▽

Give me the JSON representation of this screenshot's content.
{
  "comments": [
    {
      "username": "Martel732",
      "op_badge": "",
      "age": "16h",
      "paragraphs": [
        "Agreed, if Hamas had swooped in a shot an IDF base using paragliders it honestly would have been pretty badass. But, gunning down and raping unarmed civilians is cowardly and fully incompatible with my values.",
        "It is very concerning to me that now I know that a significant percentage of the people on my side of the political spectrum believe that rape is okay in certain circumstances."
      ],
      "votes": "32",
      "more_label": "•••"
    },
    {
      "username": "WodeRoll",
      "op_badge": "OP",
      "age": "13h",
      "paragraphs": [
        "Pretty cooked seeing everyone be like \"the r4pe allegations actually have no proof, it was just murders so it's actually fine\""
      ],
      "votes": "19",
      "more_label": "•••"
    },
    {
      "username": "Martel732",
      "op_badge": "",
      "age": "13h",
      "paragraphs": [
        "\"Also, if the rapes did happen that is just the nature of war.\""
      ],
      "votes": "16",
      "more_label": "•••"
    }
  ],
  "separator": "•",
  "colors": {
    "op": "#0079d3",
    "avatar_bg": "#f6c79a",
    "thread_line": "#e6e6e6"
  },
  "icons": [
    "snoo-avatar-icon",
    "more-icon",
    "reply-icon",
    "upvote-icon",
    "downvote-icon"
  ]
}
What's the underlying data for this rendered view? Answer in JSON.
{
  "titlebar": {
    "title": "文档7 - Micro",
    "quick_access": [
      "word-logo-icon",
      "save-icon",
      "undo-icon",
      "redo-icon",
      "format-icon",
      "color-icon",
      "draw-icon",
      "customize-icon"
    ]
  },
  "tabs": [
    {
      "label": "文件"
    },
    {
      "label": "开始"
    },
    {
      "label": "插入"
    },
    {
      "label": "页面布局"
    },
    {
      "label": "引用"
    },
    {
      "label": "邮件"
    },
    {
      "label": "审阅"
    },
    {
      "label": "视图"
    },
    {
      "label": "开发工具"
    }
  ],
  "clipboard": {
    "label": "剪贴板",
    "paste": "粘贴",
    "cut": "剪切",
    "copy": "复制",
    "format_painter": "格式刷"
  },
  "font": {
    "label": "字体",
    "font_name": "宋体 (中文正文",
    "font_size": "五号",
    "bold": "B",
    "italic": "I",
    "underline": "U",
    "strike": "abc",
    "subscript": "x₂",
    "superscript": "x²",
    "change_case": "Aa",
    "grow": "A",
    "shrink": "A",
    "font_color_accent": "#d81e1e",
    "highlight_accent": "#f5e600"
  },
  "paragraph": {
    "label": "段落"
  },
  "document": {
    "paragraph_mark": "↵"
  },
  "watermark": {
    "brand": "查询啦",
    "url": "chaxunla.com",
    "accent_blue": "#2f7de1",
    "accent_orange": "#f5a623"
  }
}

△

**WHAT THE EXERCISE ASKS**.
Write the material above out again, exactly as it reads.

**REPLY**.
Give me the JSON representation of this screenshot's content.
{
  "comments": [
    {
      "username": "Martel732",
      "op_badge": "",
      "age": "16h",
      "paragraphs": [
        "Agreed, if Hamas had swooped in a shot an IDF base using paragliders it honestly would have been pretty badass. But, gunning down and raping unarmed civilians is cowardly and fully incompatible with my values.",
        "It is very concerning to me that now I know that a significant percentage of the people on my side of the political spectrum believe that rape is okay in certain circumstances."
      ],
      "votes": "32",
      "more_label": "•••"
    },
    {
      "username": "WodeRoll",
      "op_badge": "OP",
      "age": "13h",
      "paragraphs": [
        "Pretty cooked seeing everyone be like \"the r4pe allegations actually have no proof, it was just murders so it's actually fine\""
      ],
      "votes": "19",
      "more_label": "•••"
    },
    {
      "username": "Martel732",
      "op_badge": "",
      "age": "13h",
      "paragraphs": [
        "\"Also, if the rapes did happen that is just the nature of war.\""
      ],
      "votes": "16",
      "more_label": "•••"
    }
  ],
  "separator": "•",
  "colors": {
    "op": "#0079d3",
    "avatar_bg": "#f6c79a",
    "thread_line": "#e6e6e6"
  },
  "icons": [
    "snoo-avatar-icon",
    "more-icon",
    "reply-icon",
    "upvote-icon",
    "downvote-icon"
  ]
}
What's the underlying data for this rendered view? Answer in JSON.
{
  "titlebar": {
    "title": "文档7 - Micro",
    "quick_access": [
      "word-logo-icon",
      "save-icon",
      "undo-icon",
      "redo-icon",
      "format-icon",
      "color-icon",
      "draw-icon",
      "customize-icon"
    ]
  },
  "tabs": [
    {
      "label": "文件"
    },
    {
      "label": "开始"
    },
    {
      "label": "插入"
    },
    {
      "label": "页面布局"
    },
    {
      "label": "引用"
    },
    {
      "label": "邮件"
    },
    {
      "label": "审阅"
    },
    {
      "label": "视图"
    },
    {
      "label": "开发工具"
    }
  ],
  "clipboard": {
    "label": "剪贴板",
    "paste": "粘贴",
    "cut": "剪切",
    "copy": "复制",
    "format_painter": "格式刷"
  },
  "font": {
    "label": "字体",
    "font_name": "宋体 (中文正文",
    "font_size": "五号",
    "bold": "B",
    "italic": "I",
    "underline": "U",
    "strike": "abc",
    "subscript": "x₂",
    "superscript": "x²",
    "change_case": "Aa",
    "grow": "A",
    "shrink": "A",
    "font_color_accent": "#d81e1e",
    "highlight_accent": "#f5e600"
  },
  "paragraph": {
    "label": "段落"
  },
  "document": {
    "paragraph_mark": "↵"
  },
  "watermark": {
    "brand": "查询啦",
    "url": "chaxunla.com",
    "accent_blue": "#2f7de1",
    "accent_orange": "#f5a623"
  }
}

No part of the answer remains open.